*Recorded data:*
-------

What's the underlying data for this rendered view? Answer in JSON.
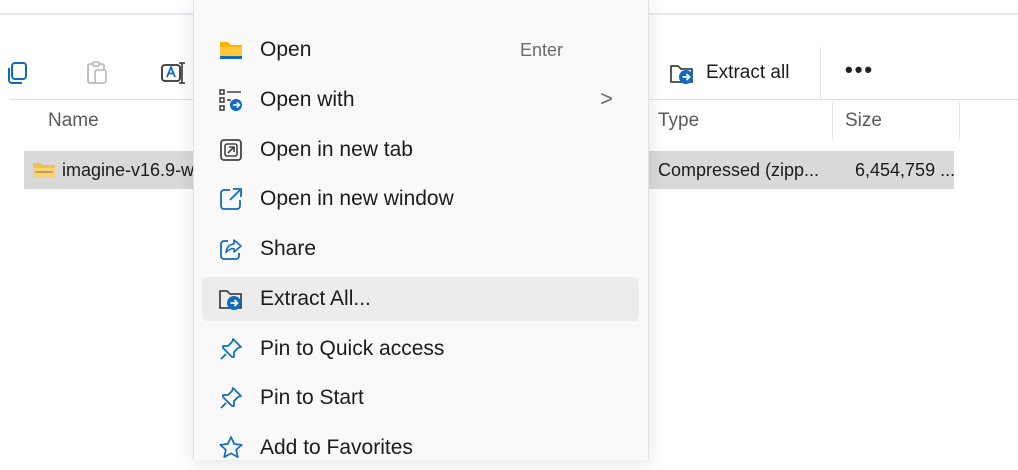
{
  "toolbar": {
    "extract_all_label": "Extract all",
    "more_label": "•••",
    "icons": [
      "copy-icon",
      "paste-icon",
      "rename-icon",
      "extract-icon"
    ]
  },
  "columns": {
    "name": "Name",
    "type": "Type",
    "size": "Size"
  },
  "file": {
    "name": "imagine-v16.9-w",
    "type": "Compressed (zipp...",
    "size": "6,454,759 ..."
  },
  "context_menu": {
    "items": [
      {
        "label": "Open",
        "shortcut": "Enter",
        "icon": "folder-icon"
      },
      {
        "label": "Open with",
        "chevron": ">",
        "icon": "open-with-icon"
      },
      {
        "label": "Open in new tab",
        "icon": "new-tab-icon"
      },
      {
        "label": "Open in new window",
        "icon": "new-window-icon"
      },
      {
        "label": "Share",
        "icon": "share-icon"
      },
      {
        "label": "Extract All...",
        "icon": "extract-icon"
      },
      {
        "label": "Pin to Quick access",
        "icon": "pin-icon"
      },
      {
        "label": "Pin to Start",
        "icon": "pin-icon"
      },
      {
        "label": "Add to Favorites",
        "icon": "star-icon"
      }
    ]
  },
  "colors": {
    "accent": "#0f6cbd",
    "folder": "#f4b400",
    "selection": "#d9d9d9",
    "menu_hover": "#ececec"
  }
}
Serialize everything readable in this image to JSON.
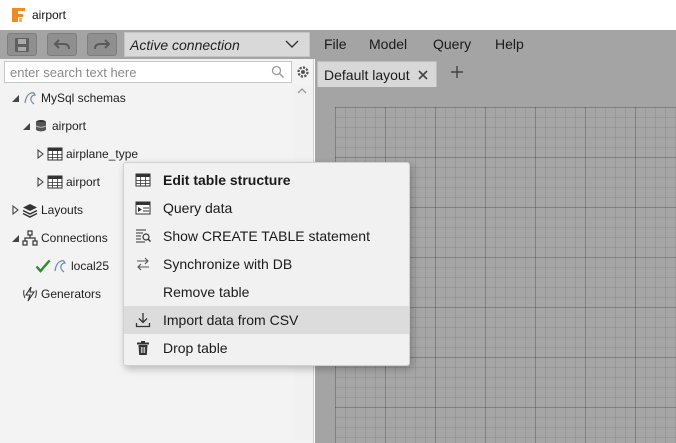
{
  "window": {
    "title": "airport"
  },
  "toolbar": {
    "connection": {
      "value": "Active connection"
    },
    "menu": [
      "File",
      "Model",
      "Query",
      "Help"
    ]
  },
  "left_panel": {
    "search": {
      "placeholder": "enter search text here"
    },
    "tree": [
      {
        "label": "MySql schemas",
        "icon": "mysql-dolphin-icon",
        "expanded": true
      },
      {
        "label": "airport",
        "icon": "database-icon",
        "expanded": true
      },
      {
        "label": "airplane_type",
        "icon": "table-icon",
        "expanded": false
      },
      {
        "label": "airport",
        "icon": "table-icon",
        "expanded": false
      },
      {
        "label": "Layouts",
        "icon": "layers-icon",
        "expanded": false
      },
      {
        "label": "Connections",
        "icon": "network-icon",
        "expanded": true
      },
      {
        "label": "local25",
        "icon": "mysql-dolphin-icon",
        "status": "connected"
      },
      {
        "label": "Generators",
        "icon": "generator-icon"
      }
    ]
  },
  "tabs": [
    {
      "label": "Default layout",
      "active": true
    }
  ],
  "context_menu": {
    "items": [
      {
        "label": "Edit table structure",
        "icon": "table-grid-icon",
        "bold": true
      },
      {
        "label": "Query data",
        "icon": "query-table-icon"
      },
      {
        "label": "Show CREATE TABLE statement",
        "icon": "sql-search-icon"
      },
      {
        "label": "Synchronize with DB",
        "icon": "sync-arrows-icon"
      },
      {
        "label": "Remove table",
        "icon": ""
      },
      {
        "label": "Import data from CSV",
        "icon": "download-icon",
        "highlighted": true
      },
      {
        "label": "Drop table",
        "icon": "trash-icon"
      }
    ]
  },
  "colors": {
    "accent_check": "#2e8b2e",
    "toolbar_bg": "#a4a4a4",
    "menu_hover": "#dcdcdc",
    "logo_orange": "#f08a24"
  }
}
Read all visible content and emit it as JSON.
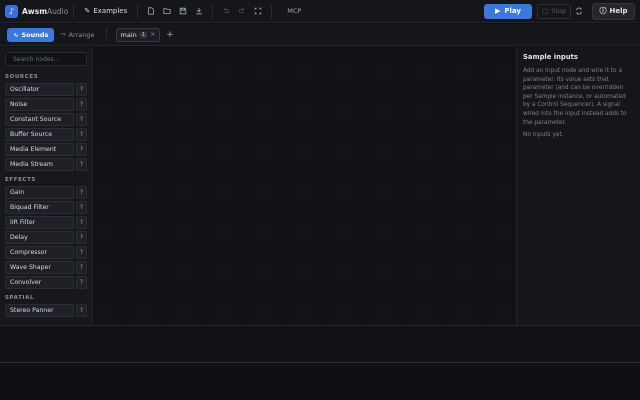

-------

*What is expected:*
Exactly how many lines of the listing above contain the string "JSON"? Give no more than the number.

*Solved exercise:*
3